WHAT YOU ARE ASKED TO DO
Exclude the pictures and reproduce the remaining data exactly as written.

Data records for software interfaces
=== Section Start ===

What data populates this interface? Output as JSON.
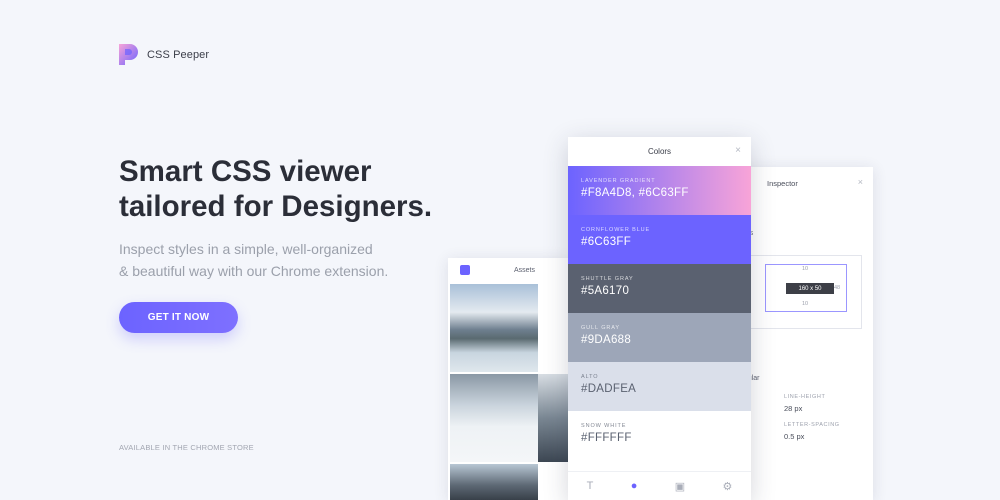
{
  "brand": {
    "name": "CSS Peeper"
  },
  "hero": {
    "headline_line1": "Smart CSS viewer",
    "headline_line2": "tailored for Designers.",
    "subtitle_line1": "Inspect styles in a simple, well-organized",
    "subtitle_line2": "& beautiful way with our Chrome extension.",
    "cta_label": "GET IT NOW",
    "store_note": "AVAILABLE IN THE CHROME STORE"
  },
  "assets_panel": {
    "title": "Assets"
  },
  "inspector_panel": {
    "title": "Inspector",
    "close": "×",
    "section_label": "rties",
    "box_content": "160 x 50",
    "box_top": "10",
    "box_bottom": "10",
    "box_right": "48",
    "font_style": "egular",
    "line_height_label": "LINE-HEIGHT",
    "line_height_value": "28 px",
    "letter_spacing_label": "LETTER-SPACING",
    "letter_spacing_value": "0.5 px"
  },
  "colors_panel": {
    "title": "Colors",
    "close": "×",
    "swatches": [
      {
        "name": "Lavender gradient",
        "code": "#F8A4D8, #6C63FF",
        "bg": "linear-gradient(90deg,#6c63ff,#f8a4d8)",
        "text": "#ffffff"
      },
      {
        "name": "Cornflower blue",
        "code": "#6C63FF",
        "bg": "#6c63ff",
        "text": "#ffffff"
      },
      {
        "name": "Shuttle gray",
        "code": "#5A6170",
        "bg": "#5a6170",
        "text": "#ffffff"
      },
      {
        "name": "Gull gray",
        "code": "#9DA688",
        "bg": "#9da6b8",
        "text": "#ffffff"
      },
      {
        "name": "Alto",
        "code": "#DADFEA",
        "bg": "#dadfea",
        "text": "#5a6170"
      },
      {
        "name": "Snow white",
        "code": "#FFFFFF",
        "bg": "#ffffff",
        "text": "#5a6170"
      }
    ],
    "bottom_icons": [
      "text-icon",
      "drop-icon",
      "camera-icon",
      "gear-icon"
    ]
  },
  "colors": {
    "accent": "#6c63ff",
    "background": "#f4f6fb"
  }
}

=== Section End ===

EXERCISE RESULT
What data populates this interface? Output as JSON.
{
  "brand": {
    "name": "CSS Peeper"
  },
  "hero": {
    "headline_line1": "Smart CSS viewer",
    "headline_line2": "tailored for Designers.",
    "subtitle_line1": "Inspect styles in a simple, well-organized",
    "subtitle_line2": "& beautiful way with our Chrome extension.",
    "cta_label": "GET IT NOW",
    "store_note": "AVAILABLE IN THE CHROME STORE"
  },
  "assets_panel": {
    "title": "Assets"
  },
  "inspector_panel": {
    "title": "Inspector",
    "close": "×",
    "section_label": "rties",
    "box_content": "160 x 50",
    "box_top": "10",
    "box_bottom": "10",
    "box_right": "48",
    "font_style": "egular",
    "line_height_label": "LINE-HEIGHT",
    "line_height_value": "28 px",
    "letter_spacing_label": "LETTER-SPACING",
    "letter_spacing_value": "0.5 px"
  },
  "colors_panel": {
    "title": "Colors",
    "close": "×",
    "swatches": [
      {
        "name": "Lavender gradient",
        "code": "#F8A4D8, #6C63FF",
        "bg": "linear-gradient(90deg,#6c63ff,#f8a4d8)",
        "text": "#ffffff"
      },
      {
        "name": "Cornflower blue",
        "code": "#6C63FF",
        "bg": "#6c63ff",
        "text": "#ffffff"
      },
      {
        "name": "Shuttle gray",
        "code": "#5A6170",
        "bg": "#5a6170",
        "text": "#ffffff"
      },
      {
        "name": "Gull gray",
        "code": "#9DA688",
        "bg": "#9da6b8",
        "text": "#ffffff"
      },
      {
        "name": "Alto",
        "code": "#DADFEA",
        "bg": "#dadfea",
        "text": "#5a6170"
      },
      {
        "name": "Snow white",
        "code": "#FFFFFF",
        "bg": "#ffffff",
        "text": "#5a6170"
      }
    ],
    "bottom_icons": [
      "text-icon",
      "drop-icon",
      "camera-icon",
      "gear-icon"
    ]
  },
  "colors": {
    "accent": "#6c63ff",
    "background": "#f4f6fb"
  }
}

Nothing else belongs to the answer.